§ **Problem to solve**
All of the data below should be returned exactly.

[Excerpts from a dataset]
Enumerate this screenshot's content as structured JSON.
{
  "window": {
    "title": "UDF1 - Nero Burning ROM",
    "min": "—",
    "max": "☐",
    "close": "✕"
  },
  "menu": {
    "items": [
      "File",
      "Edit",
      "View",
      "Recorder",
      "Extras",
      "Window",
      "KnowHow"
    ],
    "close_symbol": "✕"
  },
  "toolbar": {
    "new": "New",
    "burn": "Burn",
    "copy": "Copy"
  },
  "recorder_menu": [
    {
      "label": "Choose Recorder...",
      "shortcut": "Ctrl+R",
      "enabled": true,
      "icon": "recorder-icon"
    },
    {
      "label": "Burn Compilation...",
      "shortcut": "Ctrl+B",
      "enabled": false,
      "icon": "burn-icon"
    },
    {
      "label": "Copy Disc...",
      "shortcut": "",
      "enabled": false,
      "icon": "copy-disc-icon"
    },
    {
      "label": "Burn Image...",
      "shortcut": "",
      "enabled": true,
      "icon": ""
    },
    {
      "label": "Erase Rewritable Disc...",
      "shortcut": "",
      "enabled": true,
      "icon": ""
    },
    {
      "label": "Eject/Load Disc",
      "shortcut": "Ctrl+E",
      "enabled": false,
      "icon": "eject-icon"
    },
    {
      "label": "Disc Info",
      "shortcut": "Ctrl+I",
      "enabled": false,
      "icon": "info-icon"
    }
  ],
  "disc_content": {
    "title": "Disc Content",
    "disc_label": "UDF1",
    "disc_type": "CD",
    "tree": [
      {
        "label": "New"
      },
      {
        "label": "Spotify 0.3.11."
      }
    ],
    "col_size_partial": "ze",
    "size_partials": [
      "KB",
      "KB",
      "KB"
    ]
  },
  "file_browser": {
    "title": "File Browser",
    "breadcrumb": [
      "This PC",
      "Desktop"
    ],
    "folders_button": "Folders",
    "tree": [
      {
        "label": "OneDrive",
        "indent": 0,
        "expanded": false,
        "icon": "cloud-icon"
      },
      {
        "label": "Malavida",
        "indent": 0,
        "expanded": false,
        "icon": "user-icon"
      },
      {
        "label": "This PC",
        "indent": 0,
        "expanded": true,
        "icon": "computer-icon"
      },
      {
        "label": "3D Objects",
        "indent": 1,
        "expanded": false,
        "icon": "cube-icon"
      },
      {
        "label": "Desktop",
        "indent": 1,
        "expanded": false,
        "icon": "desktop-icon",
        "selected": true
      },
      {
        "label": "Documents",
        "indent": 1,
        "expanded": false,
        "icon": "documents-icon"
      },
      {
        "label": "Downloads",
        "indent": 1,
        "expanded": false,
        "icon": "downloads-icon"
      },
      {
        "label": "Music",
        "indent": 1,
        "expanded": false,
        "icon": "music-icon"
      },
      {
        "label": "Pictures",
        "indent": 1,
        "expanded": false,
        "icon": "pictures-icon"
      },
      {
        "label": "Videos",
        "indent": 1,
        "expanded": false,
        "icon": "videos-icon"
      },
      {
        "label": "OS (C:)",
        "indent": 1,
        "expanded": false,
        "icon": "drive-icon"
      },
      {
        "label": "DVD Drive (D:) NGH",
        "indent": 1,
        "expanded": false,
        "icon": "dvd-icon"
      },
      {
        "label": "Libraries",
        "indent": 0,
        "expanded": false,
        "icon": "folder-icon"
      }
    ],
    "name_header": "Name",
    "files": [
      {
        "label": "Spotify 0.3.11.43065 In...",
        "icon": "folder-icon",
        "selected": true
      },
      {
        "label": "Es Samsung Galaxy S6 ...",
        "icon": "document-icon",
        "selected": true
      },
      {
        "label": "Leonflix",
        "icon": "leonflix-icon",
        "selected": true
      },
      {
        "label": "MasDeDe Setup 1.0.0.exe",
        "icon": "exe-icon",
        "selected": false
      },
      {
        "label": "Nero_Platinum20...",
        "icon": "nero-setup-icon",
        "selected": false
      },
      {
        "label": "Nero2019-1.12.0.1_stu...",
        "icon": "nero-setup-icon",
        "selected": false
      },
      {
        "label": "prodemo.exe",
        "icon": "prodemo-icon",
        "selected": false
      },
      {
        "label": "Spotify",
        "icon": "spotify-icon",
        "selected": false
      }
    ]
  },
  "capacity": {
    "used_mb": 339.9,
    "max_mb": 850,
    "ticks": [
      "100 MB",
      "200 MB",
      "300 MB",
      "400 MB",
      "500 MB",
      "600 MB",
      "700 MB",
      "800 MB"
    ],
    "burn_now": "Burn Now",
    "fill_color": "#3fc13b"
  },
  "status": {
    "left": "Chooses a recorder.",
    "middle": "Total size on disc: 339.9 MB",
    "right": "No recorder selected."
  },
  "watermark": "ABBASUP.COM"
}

§ **Written answer**
Enumerate this screenshot's content as structured JSON.
{
  "window": {
    "title": "UDF1 - Nero Burning ROM",
    "min": "—",
    "max": "☐",
    "close": "✕"
  },
  "menu": {
    "items": [
      "File",
      "Edit",
      "View",
      "Recorder",
      "Extras",
      "Window",
      "KnowHow"
    ],
    "close_symbol": "✕"
  },
  "toolbar": {
    "new": "New",
    "burn": "Burn",
    "copy": "Copy"
  },
  "recorder_menu": [
    {
      "label": "Choose Recorder...",
      "shortcut": "Ctrl+R",
      "enabled": true,
      "icon": "recorder-icon"
    },
    {
      "label": "Burn Compilation...",
      "shortcut": "Ctrl+B",
      "enabled": false,
      "icon": "burn-icon"
    },
    {
      "label": "Copy Disc...",
      "shortcut": "",
      "enabled": false,
      "icon": "copy-disc-icon"
    },
    {
      "label": "Burn Image...",
      "shortcut": "",
      "enabled": true,
      "icon": ""
    },
    {
      "label": "Erase Rewritable Disc...",
      "shortcut": "",
      "enabled": true,
      "icon": ""
    },
    {
      "label": "Eject/Load Disc",
      "shortcut": "Ctrl+E",
      "enabled": false,
      "icon": "eject-icon"
    },
    {
      "label": "Disc Info",
      "shortcut": "Ctrl+I",
      "enabled": false,
      "icon": "info-icon"
    }
  ],
  "disc_content": {
    "title": "Disc Content",
    "disc_label": "UDF1",
    "disc_type": "CD",
    "tree": [
      {
        "label": "New"
      },
      {
        "label": "Spotify 0.3.11."
      }
    ],
    "col_size_partial": "ze",
    "size_partials": [
      "KB",
      "KB",
      "KB"
    ]
  },
  "file_browser": {
    "title": "File Browser",
    "breadcrumb": [
      "This PC",
      "Desktop"
    ],
    "folders_button": "Folders",
    "tree": [
      {
        "label": "OneDrive",
        "indent": 0,
        "expanded": false,
        "icon": "cloud-icon"
      },
      {
        "label": "Malavida",
        "indent": 0,
        "expanded": false,
        "icon": "user-icon"
      },
      {
        "label": "This PC",
        "indent": 0,
        "expanded": true,
        "icon": "computer-icon"
      },
      {
        "label": "3D Objects",
        "indent": 1,
        "expanded": false,
        "icon": "cube-icon"
      },
      {
        "label": "Desktop",
        "indent": 1,
        "expanded": false,
        "icon": "desktop-icon",
        "selected": true
      },
      {
        "label": "Documents",
        "indent": 1,
        "expanded": false,
        "icon": "documents-icon"
      },
      {
        "label": "Downloads",
        "indent": 1,
        "expanded": false,
        "icon": "downloads-icon"
      },
      {
        "label": "Music",
        "indent": 1,
        "expanded": false,
        "icon": "music-icon"
      },
      {
        "label": "Pictures",
        "indent": 1,
        "expanded": false,
        "icon": "pictures-icon"
      },
      {
        "label": "Videos",
        "indent": 1,
        "expanded": false,
        "icon": "videos-icon"
      },
      {
        "label": "OS (C:)",
        "indent": 1,
        "expanded": false,
        "icon": "drive-icon"
      },
      {
        "label": "DVD Drive (D:) NGH",
        "indent": 1,
        "expanded": false,
        "icon": "dvd-icon"
      },
      {
        "label": "Libraries",
        "indent": 0,
        "expanded": false,
        "icon": "folder-icon"
      }
    ],
    "name_header": "Name",
    "files": [
      {
        "label": "Spotify 0.3.11.43065 In...",
        "icon": "folder-icon",
        "selected": true
      },
      {
        "label": "Es Samsung Galaxy S6 ...",
        "icon": "document-icon",
        "selected": true
      },
      {
        "label": "Leonflix",
        "icon": "leonflix-icon",
        "selected": true
      },
      {
        "label": "MasDeDe Setup 1.0.0.exe",
        "icon": "exe-icon",
        "selected": false
      },
      {
        "label": "Nero_Platinum20...",
        "icon": "nero-setup-icon",
        "selected": false
      },
      {
        "label": "Nero2019-1.12.0.1_stu...",
        "icon": "nero-setup-icon",
        "selected": false
      },
      {
        "label": "prodemo.exe",
        "icon": "prodemo-icon",
        "selected": false
      },
      {
        "label": "Spotify",
        "icon": "spotify-icon",
        "selected": false
      }
    ]
  },
  "capacity": {
    "used_mb": 339.9,
    "max_mb": 850,
    "ticks": [
      "100 MB",
      "200 MB",
      "300 MB",
      "400 MB",
      "500 MB",
      "600 MB",
      "700 MB",
      "800 MB"
    ],
    "burn_now": "Burn Now",
    "fill_color": "#3fc13b"
  },
  "status": {
    "left": "Chooses a recorder.",
    "middle": "Total size on disc: 339.9 MB",
    "right": "No recorder selected."
  },
  "watermark": "ABBASUP.COM"
}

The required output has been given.